Why We Need Wildlife Refuges

When humans move into an area, we like to make sure that it meets our needs for living. We knock down trees to make way for houses and streets. We pave over the grass and dirt to make roads and sidewalks. Humans need places to live, but so do animals. As humans continue to expand our homes, animals like birds and snakes and turtles and foxes have fewer and fewer places to live.

Plastic Soup

What does this look like to you? Does this look like the kind of blue water you expect to find in the middle of the ocean? Do you think water should look cloudy like this? If you look carefully, you can see small bits of plastic suspended in the water. And, you can see a cloud of sediment--tiny bits of plastic that make this water look like plastic soup! Gross, right?

Wisdom: We All Have A Lot to Learn

This is Wisdom. She is a 65-year old albatross. If you do some quick math, think about how old you are, how old your parents are, and how old your grandparents are. Wisdom is probably close in age to your grandparents, which makes her big news pretty awesome. She just became a mom again!

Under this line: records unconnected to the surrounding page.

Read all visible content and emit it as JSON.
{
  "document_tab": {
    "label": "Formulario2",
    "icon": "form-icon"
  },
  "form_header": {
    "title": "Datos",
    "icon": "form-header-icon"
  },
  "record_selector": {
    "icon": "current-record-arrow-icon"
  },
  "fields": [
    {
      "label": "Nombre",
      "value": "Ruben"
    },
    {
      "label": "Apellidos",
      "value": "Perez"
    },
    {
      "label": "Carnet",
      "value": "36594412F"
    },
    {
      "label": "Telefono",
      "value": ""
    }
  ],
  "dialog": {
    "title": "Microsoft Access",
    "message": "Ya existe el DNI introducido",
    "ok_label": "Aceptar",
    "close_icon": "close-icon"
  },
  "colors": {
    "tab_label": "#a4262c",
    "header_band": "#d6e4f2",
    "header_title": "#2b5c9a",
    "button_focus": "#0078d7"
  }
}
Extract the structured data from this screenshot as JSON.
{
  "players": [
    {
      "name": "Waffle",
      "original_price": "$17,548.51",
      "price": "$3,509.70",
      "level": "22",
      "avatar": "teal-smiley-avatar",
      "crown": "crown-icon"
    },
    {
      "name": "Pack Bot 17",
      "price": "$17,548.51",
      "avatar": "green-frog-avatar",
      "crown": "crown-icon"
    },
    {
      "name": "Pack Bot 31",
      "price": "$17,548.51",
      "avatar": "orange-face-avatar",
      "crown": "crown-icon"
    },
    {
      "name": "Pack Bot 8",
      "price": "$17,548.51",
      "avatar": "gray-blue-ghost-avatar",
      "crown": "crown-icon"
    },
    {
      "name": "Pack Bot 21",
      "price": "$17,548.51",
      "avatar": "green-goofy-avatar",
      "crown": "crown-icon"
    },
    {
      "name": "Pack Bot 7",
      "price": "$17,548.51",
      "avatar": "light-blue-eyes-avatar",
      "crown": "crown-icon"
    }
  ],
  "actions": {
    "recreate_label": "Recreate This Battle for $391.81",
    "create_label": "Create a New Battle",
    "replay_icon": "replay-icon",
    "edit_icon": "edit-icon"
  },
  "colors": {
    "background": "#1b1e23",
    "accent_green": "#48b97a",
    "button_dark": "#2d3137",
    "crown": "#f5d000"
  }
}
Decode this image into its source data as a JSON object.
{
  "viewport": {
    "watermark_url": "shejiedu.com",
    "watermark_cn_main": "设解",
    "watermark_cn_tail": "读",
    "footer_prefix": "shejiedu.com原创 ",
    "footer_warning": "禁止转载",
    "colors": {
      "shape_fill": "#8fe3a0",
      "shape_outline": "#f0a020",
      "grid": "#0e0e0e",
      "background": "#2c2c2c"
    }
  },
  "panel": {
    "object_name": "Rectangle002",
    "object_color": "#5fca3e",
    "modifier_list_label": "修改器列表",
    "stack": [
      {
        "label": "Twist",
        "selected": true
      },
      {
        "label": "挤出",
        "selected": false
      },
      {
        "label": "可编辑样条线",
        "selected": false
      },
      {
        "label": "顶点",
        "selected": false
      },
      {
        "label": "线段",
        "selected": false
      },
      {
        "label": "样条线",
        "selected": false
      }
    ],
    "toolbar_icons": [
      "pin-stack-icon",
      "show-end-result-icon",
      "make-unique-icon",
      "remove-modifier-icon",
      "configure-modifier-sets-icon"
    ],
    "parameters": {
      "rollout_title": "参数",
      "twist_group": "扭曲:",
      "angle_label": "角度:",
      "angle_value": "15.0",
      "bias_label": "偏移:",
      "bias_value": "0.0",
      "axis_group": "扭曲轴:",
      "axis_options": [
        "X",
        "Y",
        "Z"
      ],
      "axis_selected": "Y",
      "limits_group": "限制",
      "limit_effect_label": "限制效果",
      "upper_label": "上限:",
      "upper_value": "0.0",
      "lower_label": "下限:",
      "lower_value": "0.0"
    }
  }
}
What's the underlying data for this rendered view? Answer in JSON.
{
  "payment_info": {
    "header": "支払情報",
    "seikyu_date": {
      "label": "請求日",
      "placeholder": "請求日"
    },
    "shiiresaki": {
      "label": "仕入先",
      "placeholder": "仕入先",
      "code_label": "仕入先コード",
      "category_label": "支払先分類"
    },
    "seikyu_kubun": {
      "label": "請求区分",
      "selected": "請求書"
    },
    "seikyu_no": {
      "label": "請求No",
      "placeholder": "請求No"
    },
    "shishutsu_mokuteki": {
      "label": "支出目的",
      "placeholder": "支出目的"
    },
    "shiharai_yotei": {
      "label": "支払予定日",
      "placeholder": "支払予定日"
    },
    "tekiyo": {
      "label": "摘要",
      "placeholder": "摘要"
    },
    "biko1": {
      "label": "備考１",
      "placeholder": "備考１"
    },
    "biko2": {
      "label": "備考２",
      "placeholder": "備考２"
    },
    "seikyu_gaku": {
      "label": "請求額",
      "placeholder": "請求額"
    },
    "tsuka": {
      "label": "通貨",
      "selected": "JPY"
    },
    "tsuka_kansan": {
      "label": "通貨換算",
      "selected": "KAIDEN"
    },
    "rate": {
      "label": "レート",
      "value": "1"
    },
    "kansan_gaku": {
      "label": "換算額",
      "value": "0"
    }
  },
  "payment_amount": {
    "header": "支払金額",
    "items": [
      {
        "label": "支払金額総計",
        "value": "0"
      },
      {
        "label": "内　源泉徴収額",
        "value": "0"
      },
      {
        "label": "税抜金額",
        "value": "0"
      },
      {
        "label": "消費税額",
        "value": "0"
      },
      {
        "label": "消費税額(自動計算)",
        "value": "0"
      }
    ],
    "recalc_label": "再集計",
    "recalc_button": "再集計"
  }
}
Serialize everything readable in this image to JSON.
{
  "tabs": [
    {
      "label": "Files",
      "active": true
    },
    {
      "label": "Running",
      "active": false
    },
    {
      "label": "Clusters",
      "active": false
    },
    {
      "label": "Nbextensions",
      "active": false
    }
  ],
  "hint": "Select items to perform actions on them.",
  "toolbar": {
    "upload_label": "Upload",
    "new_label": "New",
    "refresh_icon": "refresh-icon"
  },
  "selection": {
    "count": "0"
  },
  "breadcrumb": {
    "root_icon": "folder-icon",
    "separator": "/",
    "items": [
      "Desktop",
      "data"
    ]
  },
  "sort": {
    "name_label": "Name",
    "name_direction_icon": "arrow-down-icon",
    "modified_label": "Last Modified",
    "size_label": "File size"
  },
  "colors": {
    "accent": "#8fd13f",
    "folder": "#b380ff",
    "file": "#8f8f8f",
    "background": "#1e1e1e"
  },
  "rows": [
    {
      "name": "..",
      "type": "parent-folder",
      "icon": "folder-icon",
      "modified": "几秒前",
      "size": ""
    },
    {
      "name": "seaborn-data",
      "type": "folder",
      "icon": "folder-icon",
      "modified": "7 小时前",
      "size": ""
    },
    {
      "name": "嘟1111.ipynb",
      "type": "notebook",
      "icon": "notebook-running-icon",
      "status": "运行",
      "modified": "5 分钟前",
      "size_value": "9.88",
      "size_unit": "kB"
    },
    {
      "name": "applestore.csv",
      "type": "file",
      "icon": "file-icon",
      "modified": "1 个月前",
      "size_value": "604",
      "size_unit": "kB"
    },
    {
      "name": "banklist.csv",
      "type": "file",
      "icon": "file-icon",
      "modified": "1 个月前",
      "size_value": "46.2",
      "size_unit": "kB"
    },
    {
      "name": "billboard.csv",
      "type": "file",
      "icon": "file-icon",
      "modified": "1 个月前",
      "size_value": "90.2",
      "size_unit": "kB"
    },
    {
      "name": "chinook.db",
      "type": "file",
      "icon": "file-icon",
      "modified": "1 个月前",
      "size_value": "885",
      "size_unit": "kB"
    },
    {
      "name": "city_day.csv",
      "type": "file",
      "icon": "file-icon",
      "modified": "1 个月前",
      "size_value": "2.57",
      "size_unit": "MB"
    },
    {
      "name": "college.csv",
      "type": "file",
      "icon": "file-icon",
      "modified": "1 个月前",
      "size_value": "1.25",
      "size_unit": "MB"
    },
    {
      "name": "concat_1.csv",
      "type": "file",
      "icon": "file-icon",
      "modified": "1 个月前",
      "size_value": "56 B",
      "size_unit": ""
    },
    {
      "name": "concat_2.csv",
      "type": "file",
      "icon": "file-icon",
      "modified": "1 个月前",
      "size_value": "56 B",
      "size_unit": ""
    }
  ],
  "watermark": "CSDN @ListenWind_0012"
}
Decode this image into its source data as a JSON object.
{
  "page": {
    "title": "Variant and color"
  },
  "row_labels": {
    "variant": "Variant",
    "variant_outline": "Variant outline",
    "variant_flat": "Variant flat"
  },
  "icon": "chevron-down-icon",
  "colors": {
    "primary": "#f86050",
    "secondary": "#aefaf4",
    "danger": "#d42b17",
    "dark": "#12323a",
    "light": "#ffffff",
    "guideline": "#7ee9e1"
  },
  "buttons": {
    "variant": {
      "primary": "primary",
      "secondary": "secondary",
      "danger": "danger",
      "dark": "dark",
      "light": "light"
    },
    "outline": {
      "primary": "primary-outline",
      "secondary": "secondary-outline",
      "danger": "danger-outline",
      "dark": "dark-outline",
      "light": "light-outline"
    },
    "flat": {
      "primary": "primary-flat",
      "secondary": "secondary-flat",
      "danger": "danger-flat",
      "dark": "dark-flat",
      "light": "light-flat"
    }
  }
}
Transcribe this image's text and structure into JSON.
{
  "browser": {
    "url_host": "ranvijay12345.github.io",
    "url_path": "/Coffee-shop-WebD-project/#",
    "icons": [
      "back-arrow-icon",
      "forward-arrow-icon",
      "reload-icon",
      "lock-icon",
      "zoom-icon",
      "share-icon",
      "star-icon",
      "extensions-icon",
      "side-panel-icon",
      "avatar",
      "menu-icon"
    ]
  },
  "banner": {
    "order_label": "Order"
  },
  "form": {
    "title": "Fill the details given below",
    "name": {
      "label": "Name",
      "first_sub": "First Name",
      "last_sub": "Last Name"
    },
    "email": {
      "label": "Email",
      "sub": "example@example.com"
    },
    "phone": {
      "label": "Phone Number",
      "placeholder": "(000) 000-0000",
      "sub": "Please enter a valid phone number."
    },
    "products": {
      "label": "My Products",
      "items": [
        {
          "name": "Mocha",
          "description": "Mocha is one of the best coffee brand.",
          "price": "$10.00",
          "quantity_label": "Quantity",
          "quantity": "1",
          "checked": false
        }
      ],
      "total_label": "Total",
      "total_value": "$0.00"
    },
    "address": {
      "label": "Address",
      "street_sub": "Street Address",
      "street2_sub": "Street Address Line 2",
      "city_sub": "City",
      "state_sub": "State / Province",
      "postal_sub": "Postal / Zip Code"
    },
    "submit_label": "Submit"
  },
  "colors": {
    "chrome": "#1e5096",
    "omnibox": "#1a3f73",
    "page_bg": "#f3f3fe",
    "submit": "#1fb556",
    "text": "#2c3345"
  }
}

Boo on Balloons!

Once we're done with balloons--especially if we release them into the air--they have to come back down. And they often end up in the ocean. Just like plastic bags, balloons look like jellyfish floating on the surface. So, our ocean friends end up eating them. (Yuck-o!).

I just learned about brinicles for a project I'm working on (more on that later!). Brinicles are icicles that form in the coldest oceans--the Arctic and the Antarctic--under the surface. They are pretty rare: conditions have to be just right including the temperature of the air, the temperature of the water, and the calmness of the sea.

Oyster Monitoring with NY/NJ Baykeepers!

Oyster monitoring is a pretty hands-on activity. We used plastic pipes to help us walk through the mud, nets to collect organisms in the water, plastic tubs to float oyster baskets back to shore, calipers to measure the size of live oysters, oyster baskets (in the water), and pen and paper on shore!

Dinosawesome!

Looking for a little at home fun? Something that doesn't involve t.v., iPads, phones, tablets or screens in general?  (I know, I know, screens are sooo tempting!) Asia Citro has a great book, 150+ Screen-Free Activities for Kids. As much as I love my tech, I also love putting it away. Most often that happens when I'm underwater or on a hike. But, sometimes declaring a screen free day at home can be fun too!

Some Exciting News!

I'm so excited to announce that I have finally finished my first novel. I wrote "the end" quite a while ago, but those words were just a start as I headed down the path to reworking and revising my draft to make it the very best it can be.